» **WHAT IS REQUIRED**
Could all of the entries be written out exactly, with any pictures omitted?

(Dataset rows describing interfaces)
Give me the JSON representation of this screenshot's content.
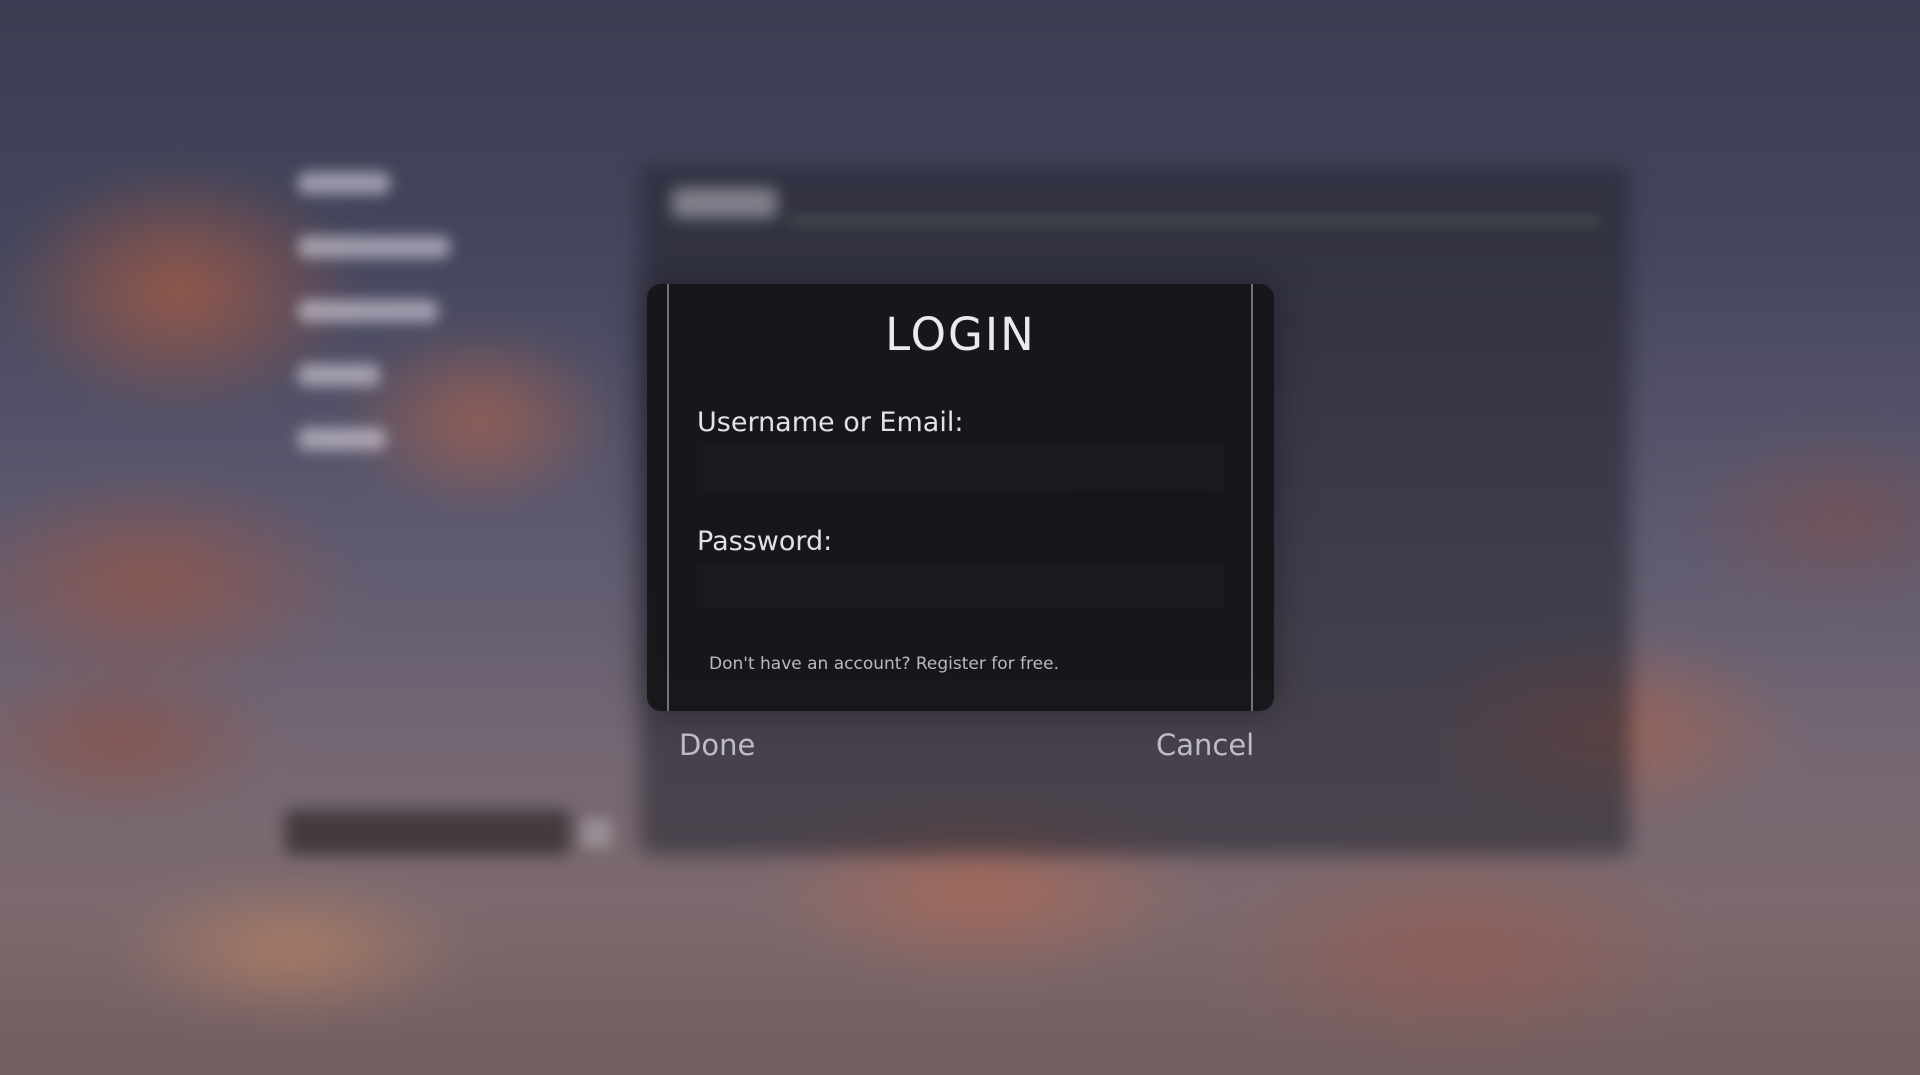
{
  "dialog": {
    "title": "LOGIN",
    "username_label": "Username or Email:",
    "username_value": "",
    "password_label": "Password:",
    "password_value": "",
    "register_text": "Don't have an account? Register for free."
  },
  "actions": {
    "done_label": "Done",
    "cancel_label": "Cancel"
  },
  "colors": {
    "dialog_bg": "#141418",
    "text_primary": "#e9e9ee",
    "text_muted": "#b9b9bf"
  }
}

» **PROBLEM SOLUTION**
Give me the JSON representation of this screenshot's content.
{
  "dialog": {
    "title": "LOGIN",
    "username_label": "Username or Email:",
    "username_value": "",
    "password_label": "Password:",
    "password_value": "",
    "register_text": "Don't have an account? Register for free."
  },
  "actions": {
    "done_label": "Done",
    "cancel_label": "Cancel"
  },
  "colors": {
    "dialog_bg": "#141418",
    "text_primary": "#e9e9ee",
    "text_muted": "#b9b9bf"
  }
}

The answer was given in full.